Assignment
Please show every line from the entries that carries the word "heading".
____
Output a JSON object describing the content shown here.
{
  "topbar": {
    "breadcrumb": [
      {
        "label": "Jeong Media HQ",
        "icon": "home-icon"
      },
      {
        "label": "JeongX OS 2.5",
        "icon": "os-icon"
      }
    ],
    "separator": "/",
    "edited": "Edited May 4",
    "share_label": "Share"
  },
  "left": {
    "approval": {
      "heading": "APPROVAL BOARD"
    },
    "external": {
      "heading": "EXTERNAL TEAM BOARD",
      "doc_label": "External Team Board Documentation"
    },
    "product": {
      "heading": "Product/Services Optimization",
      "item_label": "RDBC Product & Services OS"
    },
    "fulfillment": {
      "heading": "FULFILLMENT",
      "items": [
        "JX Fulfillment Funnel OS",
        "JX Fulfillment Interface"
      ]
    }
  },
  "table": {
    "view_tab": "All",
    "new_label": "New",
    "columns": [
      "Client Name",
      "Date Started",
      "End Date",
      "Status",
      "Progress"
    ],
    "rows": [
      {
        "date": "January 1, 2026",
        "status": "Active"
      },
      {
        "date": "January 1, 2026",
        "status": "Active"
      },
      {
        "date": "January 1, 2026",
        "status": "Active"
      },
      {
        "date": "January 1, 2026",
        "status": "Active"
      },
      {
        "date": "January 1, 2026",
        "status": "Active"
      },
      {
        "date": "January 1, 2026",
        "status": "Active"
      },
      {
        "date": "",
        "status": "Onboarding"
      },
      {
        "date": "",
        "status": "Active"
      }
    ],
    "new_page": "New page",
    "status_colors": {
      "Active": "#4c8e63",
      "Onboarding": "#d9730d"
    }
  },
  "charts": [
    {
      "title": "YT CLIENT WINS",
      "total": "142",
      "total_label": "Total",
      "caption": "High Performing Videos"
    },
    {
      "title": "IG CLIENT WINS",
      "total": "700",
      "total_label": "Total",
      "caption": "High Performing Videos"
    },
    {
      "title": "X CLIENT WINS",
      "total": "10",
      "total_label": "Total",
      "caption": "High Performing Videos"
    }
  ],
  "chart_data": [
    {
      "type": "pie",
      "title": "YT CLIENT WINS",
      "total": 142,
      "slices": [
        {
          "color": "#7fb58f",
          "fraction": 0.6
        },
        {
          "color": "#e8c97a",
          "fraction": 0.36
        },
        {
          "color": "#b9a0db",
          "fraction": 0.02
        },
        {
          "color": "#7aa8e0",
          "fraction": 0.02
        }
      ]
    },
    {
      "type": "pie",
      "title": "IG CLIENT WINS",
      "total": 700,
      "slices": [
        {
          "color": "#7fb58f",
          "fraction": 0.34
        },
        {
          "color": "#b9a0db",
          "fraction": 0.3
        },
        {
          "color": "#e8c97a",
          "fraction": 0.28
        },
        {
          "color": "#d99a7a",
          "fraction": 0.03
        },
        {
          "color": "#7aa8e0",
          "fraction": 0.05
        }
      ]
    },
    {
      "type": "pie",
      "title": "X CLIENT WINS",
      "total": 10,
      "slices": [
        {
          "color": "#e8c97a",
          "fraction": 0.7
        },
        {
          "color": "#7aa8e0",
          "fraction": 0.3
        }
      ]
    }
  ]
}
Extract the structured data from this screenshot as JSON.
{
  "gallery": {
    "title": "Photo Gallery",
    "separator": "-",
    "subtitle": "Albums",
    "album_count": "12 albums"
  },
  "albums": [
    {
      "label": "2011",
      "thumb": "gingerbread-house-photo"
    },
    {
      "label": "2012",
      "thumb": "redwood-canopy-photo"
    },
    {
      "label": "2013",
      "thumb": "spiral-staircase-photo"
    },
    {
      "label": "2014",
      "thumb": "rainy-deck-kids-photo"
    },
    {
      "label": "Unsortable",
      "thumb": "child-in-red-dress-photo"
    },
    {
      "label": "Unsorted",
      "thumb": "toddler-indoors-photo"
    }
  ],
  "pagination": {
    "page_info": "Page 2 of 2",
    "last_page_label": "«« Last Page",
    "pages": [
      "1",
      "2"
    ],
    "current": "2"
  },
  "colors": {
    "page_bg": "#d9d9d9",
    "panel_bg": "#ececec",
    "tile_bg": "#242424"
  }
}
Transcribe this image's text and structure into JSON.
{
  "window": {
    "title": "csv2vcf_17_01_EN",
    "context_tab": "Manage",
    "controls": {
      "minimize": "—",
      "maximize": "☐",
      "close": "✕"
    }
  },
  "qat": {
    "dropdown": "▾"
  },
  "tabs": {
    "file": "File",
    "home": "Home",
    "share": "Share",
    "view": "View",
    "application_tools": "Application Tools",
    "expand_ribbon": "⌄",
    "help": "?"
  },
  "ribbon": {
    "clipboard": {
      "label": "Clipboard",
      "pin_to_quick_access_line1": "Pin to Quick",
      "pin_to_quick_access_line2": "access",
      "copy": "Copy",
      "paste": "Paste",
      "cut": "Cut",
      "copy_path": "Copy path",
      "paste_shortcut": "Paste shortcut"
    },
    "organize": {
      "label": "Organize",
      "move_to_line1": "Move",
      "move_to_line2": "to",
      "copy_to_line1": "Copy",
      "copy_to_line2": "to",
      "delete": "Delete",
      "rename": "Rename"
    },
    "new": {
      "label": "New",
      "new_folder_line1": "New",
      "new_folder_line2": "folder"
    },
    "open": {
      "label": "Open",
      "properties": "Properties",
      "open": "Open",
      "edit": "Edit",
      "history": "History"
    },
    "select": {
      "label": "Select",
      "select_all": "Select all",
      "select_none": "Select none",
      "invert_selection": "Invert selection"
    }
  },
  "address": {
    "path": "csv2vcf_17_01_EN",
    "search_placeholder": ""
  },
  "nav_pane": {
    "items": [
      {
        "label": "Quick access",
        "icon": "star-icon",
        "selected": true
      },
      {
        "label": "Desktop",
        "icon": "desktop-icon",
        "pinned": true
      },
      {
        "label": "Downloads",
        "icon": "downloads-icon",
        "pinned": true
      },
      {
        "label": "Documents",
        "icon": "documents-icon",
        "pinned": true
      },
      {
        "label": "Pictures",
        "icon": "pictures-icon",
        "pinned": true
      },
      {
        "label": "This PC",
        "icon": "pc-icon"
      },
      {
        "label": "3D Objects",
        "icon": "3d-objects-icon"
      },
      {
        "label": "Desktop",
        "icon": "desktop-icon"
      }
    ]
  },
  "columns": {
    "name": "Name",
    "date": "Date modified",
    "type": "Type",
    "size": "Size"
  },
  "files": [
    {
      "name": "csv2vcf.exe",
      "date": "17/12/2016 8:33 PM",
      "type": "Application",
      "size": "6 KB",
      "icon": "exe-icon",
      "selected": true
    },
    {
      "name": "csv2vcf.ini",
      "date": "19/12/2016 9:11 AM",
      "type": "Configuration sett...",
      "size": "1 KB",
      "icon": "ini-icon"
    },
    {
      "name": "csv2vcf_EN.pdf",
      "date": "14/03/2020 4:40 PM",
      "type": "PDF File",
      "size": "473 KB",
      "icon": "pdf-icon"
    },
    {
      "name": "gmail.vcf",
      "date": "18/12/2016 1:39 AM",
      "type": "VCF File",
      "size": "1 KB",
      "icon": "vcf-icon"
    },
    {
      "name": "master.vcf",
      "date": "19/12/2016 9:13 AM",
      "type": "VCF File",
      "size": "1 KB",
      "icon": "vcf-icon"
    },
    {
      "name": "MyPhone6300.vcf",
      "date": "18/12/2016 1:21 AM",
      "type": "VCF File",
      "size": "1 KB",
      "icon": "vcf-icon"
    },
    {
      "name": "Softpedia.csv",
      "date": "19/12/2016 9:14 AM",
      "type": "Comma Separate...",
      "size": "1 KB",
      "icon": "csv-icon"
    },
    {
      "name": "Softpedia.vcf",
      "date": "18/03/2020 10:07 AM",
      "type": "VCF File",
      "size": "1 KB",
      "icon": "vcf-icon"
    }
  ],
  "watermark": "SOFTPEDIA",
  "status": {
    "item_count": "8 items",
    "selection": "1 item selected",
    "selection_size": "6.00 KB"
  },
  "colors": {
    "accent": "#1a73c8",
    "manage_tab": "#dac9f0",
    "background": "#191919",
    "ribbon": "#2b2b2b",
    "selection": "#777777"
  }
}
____
Result of the exercise
      "heading": "APPROVAL BOARD"
      "heading": "EXTERNAL TEAM BOARD",
      "heading": "Product/Services Optimization",
      "heading": "FULFILLMENT",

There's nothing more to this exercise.